Dataset rows for apps and sites =>
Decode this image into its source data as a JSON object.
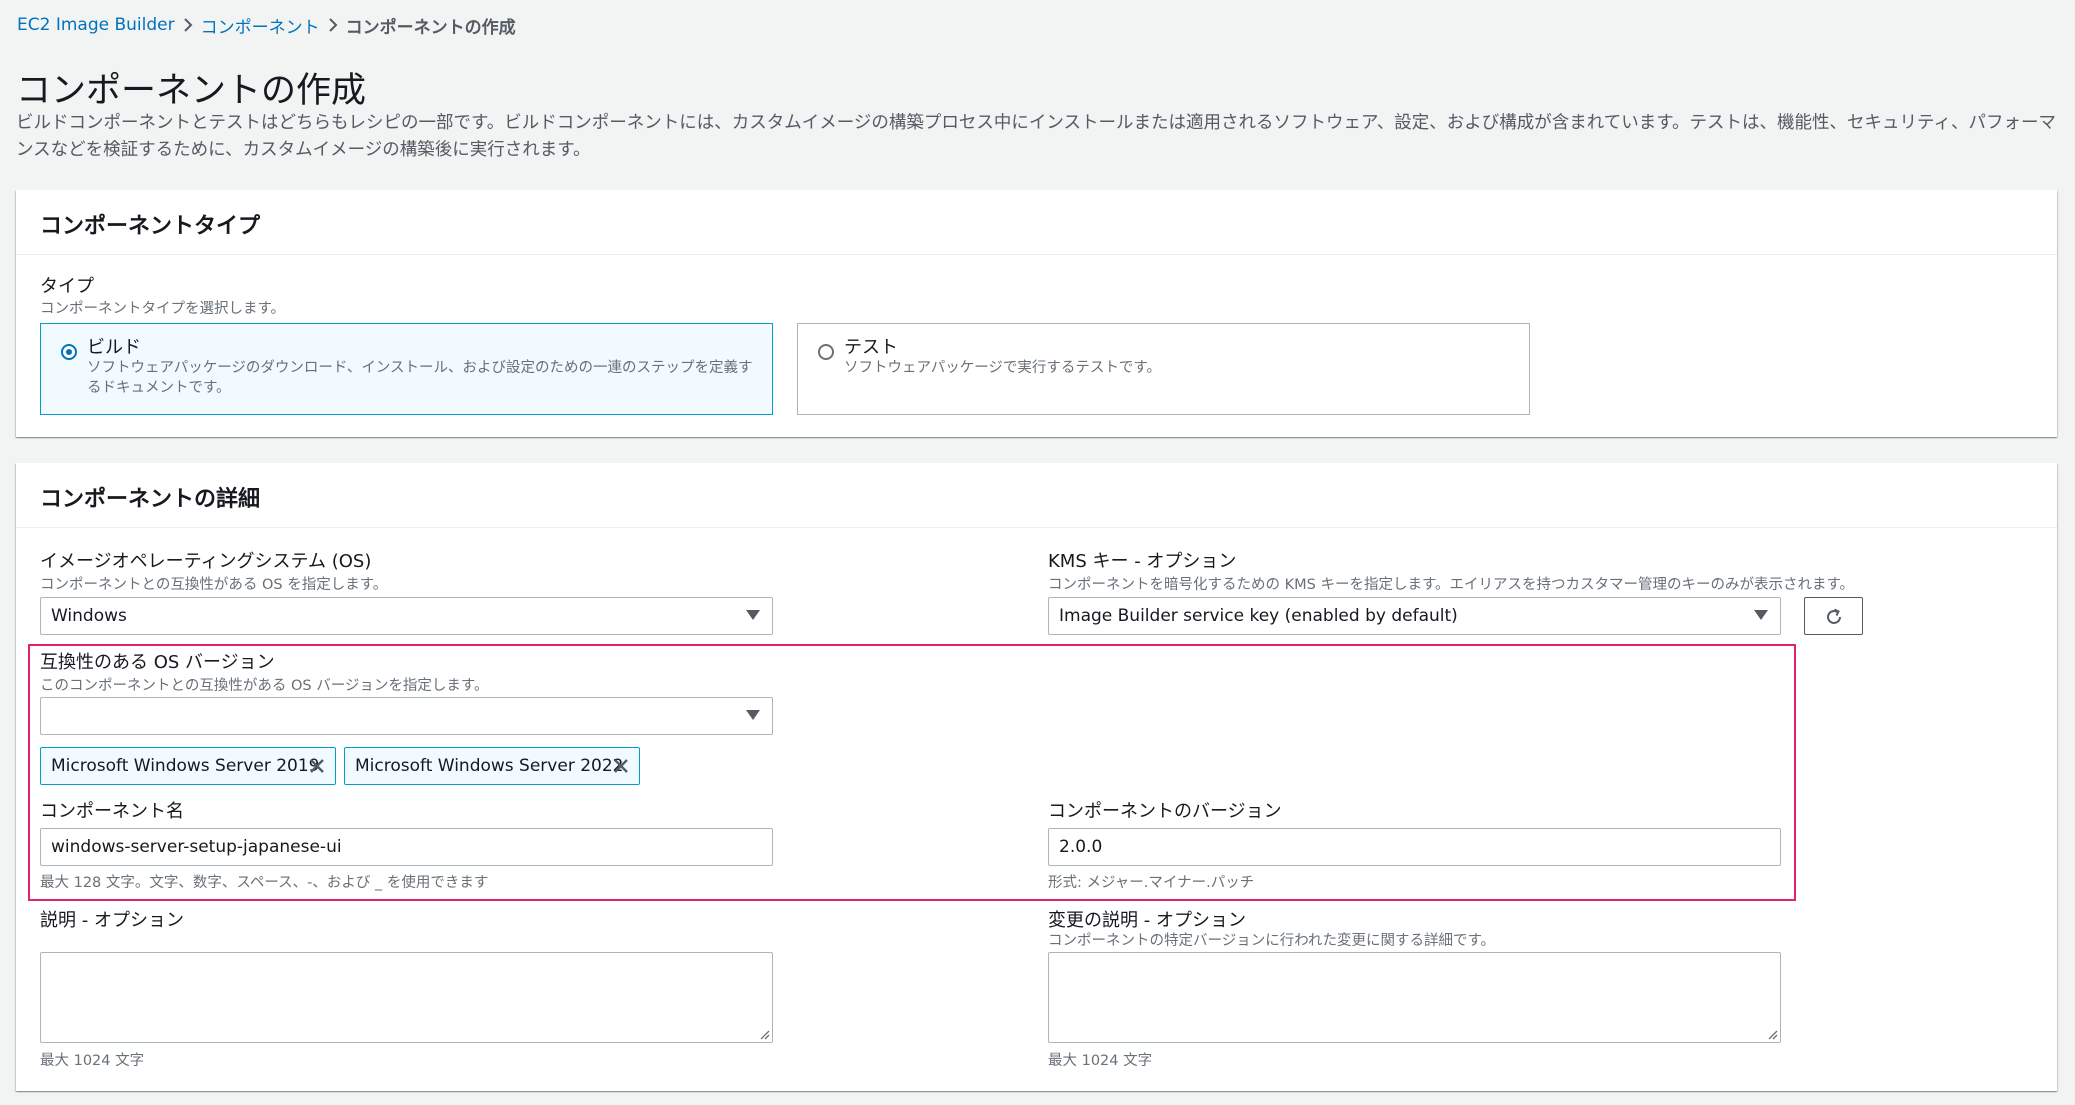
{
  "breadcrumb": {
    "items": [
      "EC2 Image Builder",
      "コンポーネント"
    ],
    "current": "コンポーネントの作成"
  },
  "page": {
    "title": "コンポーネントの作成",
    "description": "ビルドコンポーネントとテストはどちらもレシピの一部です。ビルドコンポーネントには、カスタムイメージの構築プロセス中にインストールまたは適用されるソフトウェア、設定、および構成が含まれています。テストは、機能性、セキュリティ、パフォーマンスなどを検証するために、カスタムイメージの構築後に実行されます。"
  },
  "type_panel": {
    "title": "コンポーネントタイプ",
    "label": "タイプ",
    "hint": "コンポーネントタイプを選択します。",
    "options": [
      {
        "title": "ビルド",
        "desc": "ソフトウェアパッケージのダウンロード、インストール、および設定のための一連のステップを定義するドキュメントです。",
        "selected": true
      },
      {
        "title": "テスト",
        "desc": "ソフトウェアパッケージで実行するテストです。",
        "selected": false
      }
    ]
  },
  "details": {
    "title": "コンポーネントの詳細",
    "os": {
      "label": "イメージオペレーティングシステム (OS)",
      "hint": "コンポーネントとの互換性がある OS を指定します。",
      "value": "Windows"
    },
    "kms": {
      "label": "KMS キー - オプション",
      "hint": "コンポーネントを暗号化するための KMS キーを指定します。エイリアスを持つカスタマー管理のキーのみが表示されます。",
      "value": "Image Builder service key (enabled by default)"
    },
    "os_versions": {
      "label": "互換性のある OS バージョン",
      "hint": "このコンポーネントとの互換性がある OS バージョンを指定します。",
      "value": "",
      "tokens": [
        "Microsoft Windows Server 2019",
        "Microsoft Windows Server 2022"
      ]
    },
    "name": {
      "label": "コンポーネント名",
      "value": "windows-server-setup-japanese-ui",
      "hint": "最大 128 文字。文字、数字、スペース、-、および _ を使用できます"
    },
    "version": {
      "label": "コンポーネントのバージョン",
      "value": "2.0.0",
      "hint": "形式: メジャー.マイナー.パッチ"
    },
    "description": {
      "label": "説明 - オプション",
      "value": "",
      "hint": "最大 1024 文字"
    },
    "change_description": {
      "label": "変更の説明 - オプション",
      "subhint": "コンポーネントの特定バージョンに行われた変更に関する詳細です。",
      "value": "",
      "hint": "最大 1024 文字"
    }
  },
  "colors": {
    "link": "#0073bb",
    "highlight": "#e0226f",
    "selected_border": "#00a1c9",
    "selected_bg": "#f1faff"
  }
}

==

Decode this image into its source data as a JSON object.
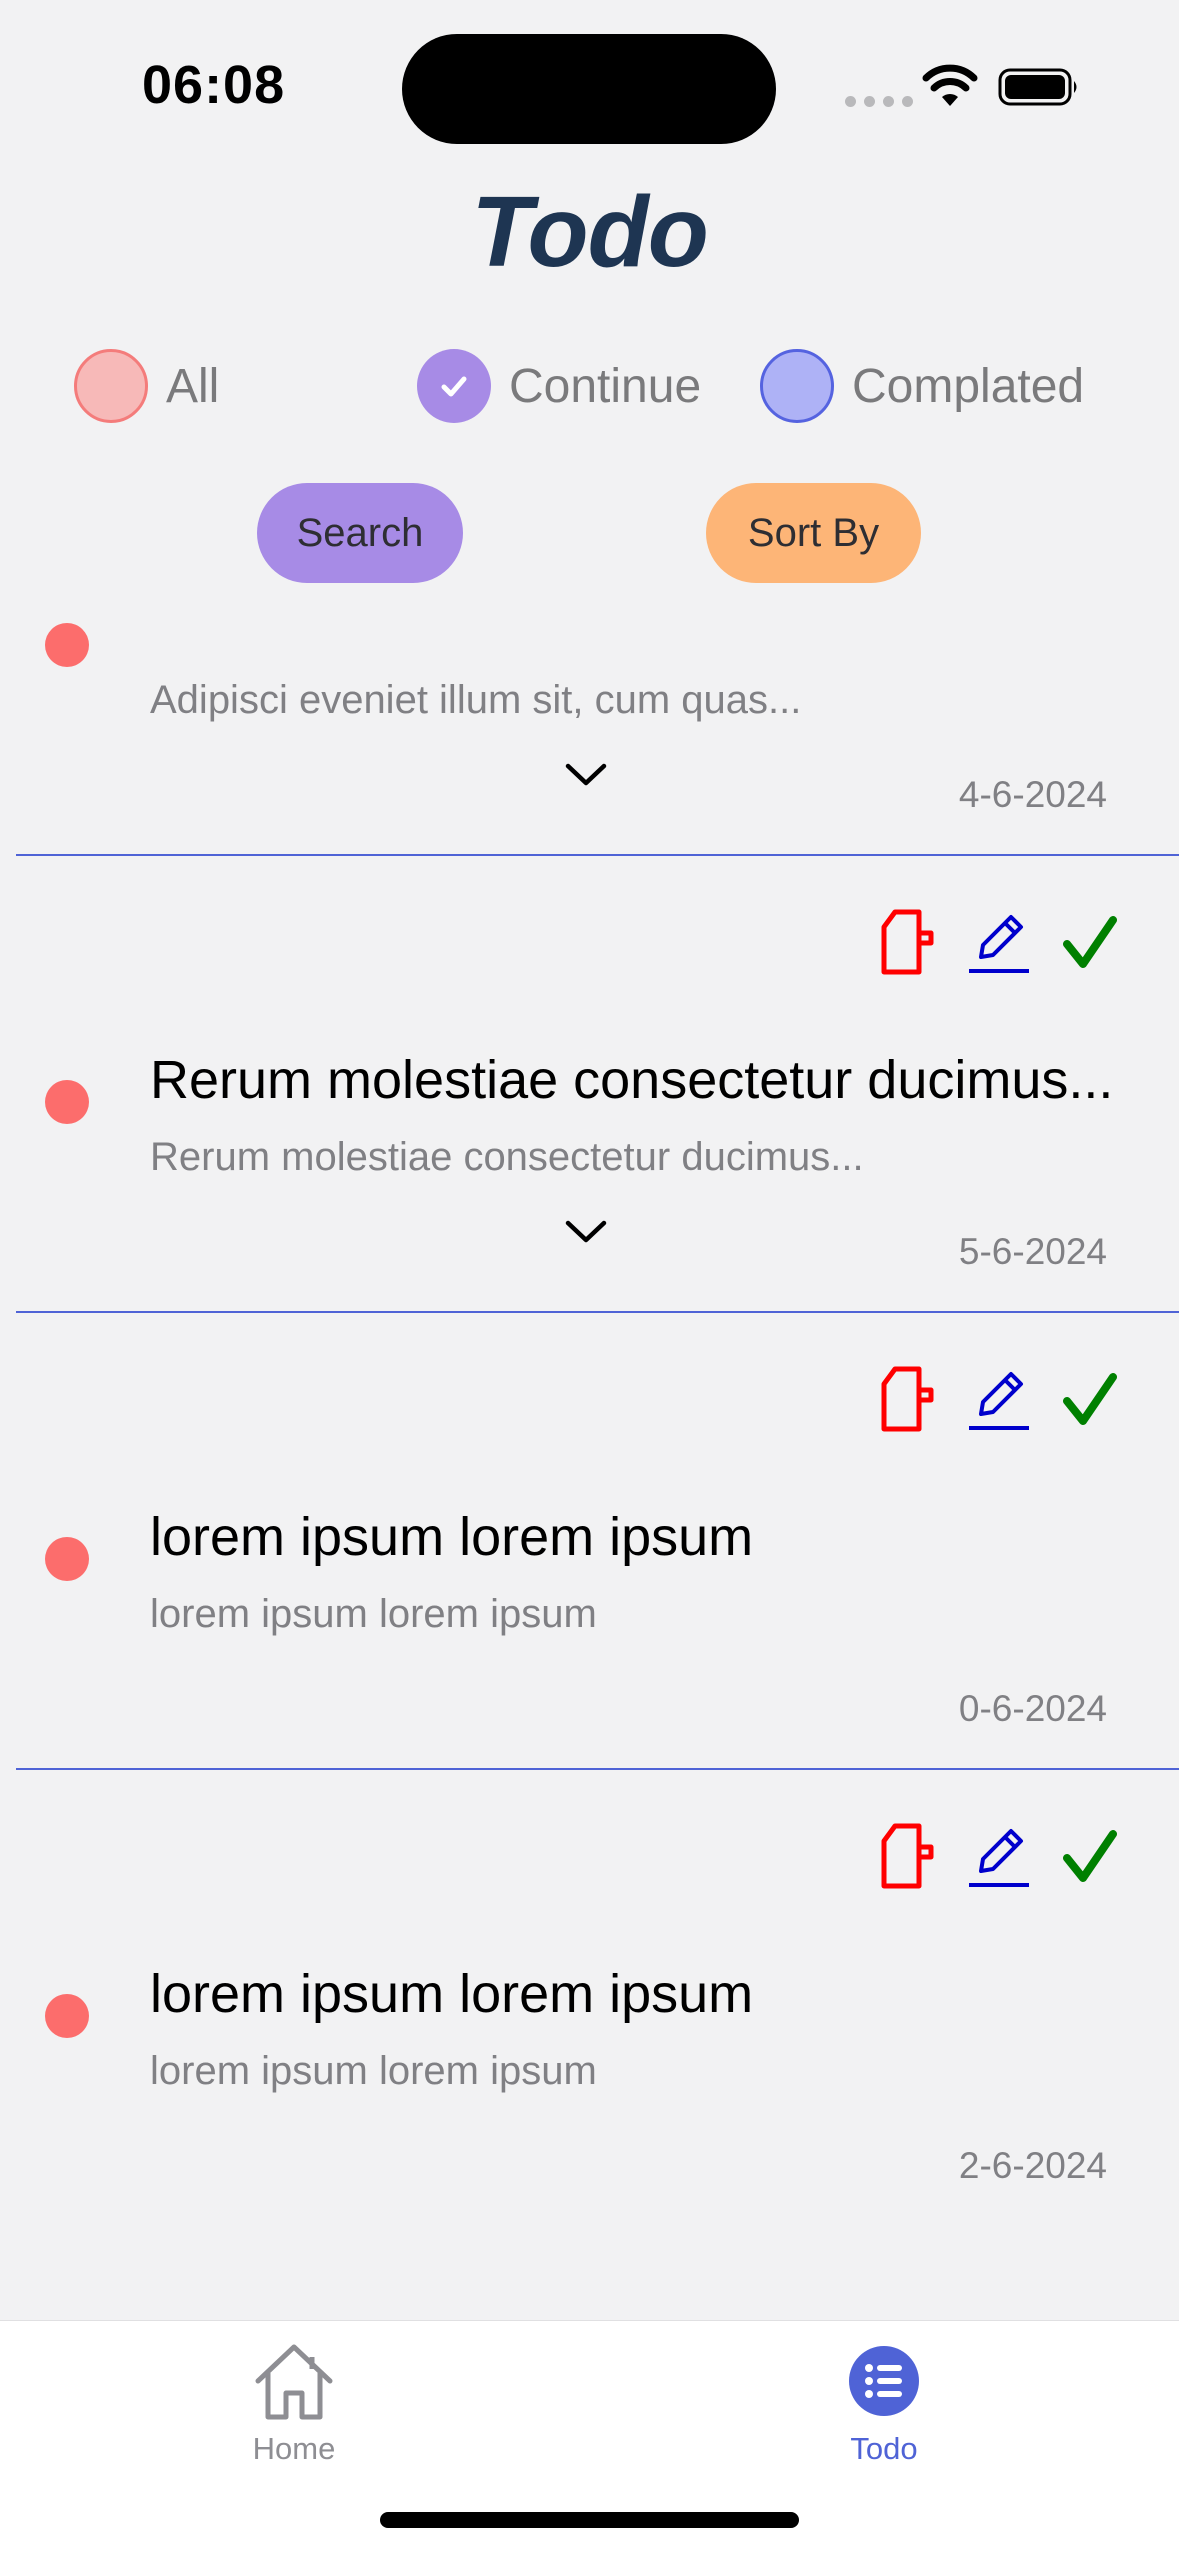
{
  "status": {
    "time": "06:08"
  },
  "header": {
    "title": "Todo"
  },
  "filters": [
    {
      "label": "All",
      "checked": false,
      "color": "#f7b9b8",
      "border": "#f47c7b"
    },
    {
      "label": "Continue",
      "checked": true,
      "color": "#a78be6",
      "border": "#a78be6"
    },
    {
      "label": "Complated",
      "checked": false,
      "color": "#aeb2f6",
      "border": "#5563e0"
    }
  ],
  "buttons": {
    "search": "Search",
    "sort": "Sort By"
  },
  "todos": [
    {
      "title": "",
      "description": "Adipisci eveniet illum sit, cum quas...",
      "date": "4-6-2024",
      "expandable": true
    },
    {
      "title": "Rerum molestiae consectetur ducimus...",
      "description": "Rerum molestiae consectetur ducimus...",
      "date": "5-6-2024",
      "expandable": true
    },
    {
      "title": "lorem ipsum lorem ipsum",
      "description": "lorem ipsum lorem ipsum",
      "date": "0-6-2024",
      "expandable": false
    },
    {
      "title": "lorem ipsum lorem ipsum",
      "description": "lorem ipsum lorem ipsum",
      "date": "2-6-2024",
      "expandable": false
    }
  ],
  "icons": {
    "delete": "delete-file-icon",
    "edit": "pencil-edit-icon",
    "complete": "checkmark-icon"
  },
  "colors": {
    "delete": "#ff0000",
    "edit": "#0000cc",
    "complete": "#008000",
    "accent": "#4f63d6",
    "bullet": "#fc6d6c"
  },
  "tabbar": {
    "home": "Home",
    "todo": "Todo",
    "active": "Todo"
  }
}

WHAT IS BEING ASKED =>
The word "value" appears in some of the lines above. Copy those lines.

REPLY TO THE TASK =>
      "value": "Windows"
      "value": "Image Builder service key (enabled by default)"
      "value": "",
      "value": "windows-server-setup-japanese-ui",
      "value": "2.0.0",
      "value": "",
      "value": "",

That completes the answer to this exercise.